In the mornings, we take the local motor cycle taxis to IJM, and usually take the motor cars (mini bus) home. It has been a great way to commute! However, tonight we hopped on the back of two motor cycles during rush hour...needless to say, it was quite an adventure home!

Thank you so much for ALL of your thoughts, prayers and love! Please continue to pray for our time together with Bridgette, Ailene and Lillian. Sending you lots of love from Kigali!

Peace & Love, Ryan & Marla

Picture #1: IJM Office; #2: Bridgette and Ailene; #3 Marla and Lillian; #4 View from IJM

Monday, July 21, 2008

Sleeping Under the Stars

We've had fun sleeping in the hammocks! It got a little cold at about 4 AM, but was especially fun to wake up under the tree as the sun rose quietly over Kigali. The sound of the birds singing is the best way to wake up in the morning! Ry & Mar

Sunday, July 20, 2008

Kayonza Wedding

We're here! We arrived in Rwanda at 12:30 pm and had a familiar face greeting us as we walked out of customs, Cindy Prouty. Cindy and Jerry run the African New Life Mission House in Kigali. Cindy took us back to the house so that we could get ready to go to a wedding of a teacher, Bob, and Sponsorship Director, Rebecca, who work with African New Life. It was such an incredible experience and an honor to be able attend a traditional wedding in Rwanda. The evening was filled with dancing, drinks (fanta, coke, and sprite =), and declicious food! As the children's voices filled the air, our souls were awakened deep within in praise. The wedding was held at the African New Life Primary School, where the couple works. It was very evident how much the children meant to them, and how much they cared for the children.
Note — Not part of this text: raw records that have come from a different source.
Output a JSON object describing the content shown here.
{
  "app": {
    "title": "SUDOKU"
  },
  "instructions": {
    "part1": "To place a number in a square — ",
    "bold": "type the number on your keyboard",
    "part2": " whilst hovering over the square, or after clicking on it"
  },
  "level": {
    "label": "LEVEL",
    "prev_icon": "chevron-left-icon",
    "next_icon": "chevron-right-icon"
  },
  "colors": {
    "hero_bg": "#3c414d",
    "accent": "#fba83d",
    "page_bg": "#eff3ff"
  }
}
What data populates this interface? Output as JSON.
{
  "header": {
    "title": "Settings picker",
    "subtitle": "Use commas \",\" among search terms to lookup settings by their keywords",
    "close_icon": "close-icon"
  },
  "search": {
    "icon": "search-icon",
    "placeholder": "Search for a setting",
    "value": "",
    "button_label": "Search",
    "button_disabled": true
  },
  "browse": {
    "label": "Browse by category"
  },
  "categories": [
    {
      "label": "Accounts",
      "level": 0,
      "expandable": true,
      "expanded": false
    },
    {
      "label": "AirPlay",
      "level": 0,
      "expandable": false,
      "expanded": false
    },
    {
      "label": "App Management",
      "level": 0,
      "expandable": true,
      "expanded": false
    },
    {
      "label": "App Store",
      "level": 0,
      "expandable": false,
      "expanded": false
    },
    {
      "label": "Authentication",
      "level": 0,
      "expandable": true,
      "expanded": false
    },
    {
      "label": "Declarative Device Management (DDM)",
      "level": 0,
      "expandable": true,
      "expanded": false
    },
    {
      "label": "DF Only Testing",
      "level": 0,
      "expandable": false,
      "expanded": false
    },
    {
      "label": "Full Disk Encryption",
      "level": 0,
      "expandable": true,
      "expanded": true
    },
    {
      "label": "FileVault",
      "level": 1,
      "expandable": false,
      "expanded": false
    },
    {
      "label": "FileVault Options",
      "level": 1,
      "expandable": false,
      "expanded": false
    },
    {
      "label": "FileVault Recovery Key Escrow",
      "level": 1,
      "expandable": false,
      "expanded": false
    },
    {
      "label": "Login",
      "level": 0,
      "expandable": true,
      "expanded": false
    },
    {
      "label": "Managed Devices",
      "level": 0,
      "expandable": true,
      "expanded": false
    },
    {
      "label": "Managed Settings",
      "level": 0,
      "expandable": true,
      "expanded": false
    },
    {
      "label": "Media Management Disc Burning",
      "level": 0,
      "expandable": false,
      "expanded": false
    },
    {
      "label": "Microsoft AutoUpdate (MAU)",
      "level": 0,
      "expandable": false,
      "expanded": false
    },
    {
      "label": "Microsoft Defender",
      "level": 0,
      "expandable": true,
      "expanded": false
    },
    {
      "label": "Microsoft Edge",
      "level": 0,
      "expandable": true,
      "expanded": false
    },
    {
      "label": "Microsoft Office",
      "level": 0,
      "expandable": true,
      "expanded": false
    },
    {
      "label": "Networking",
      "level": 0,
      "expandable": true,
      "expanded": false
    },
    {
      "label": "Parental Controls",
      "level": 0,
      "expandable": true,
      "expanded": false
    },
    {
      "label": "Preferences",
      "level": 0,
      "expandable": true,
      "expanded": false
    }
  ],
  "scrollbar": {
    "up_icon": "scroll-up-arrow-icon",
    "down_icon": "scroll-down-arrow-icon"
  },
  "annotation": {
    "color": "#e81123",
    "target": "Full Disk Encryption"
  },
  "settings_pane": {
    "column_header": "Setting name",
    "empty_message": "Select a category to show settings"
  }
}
Groups of children presented them with traditional gifts, and several of the children gave speechs and prayers...there were many tears of joy as they celebrated. We wanted to include some of the video that we were able to take of the traditional dances during the wedding. The one where the women are balancing the baskets on their head while they dance is called the Crane dance and is phenomenal to watch...We hope you enjoy!

We woke up this morning to the sound of song birds, welcoming the new day, so thankful to be in Rwanda. After attending African New Life church this morning, we walked to a local market and enjoyed all of the familiar sights, sounds and smells. It is difficult to express in words the blessing we feel in our hearts to be here. Rwanda is breathtakingly beautiful. The rhythm of life and Rwandese people have already ministered to our souls.

During the next few days we will be preparing for trainings we will begin this week for the Aftercare Staff with IJM. There is also a possibility that we may be working alongisde some of the African New Life staff to provide psychosocial and counseling training as well. We look forward to sharing with you more throughout the week!
Thank you so much for all of your thoughts and prayers. We are overwhelmed with joy and thankfulness in being here!

Peace & Love,

Ryan & Marla

Monday, July 7, 2008

Peace & Justice

We chose to title our blog Peace & Justice in Kinyarwandan (Amahoro & Ubutabera)...We hope that we will all come to know God's heart for peace and justice more fully as we share together! Isaiah 58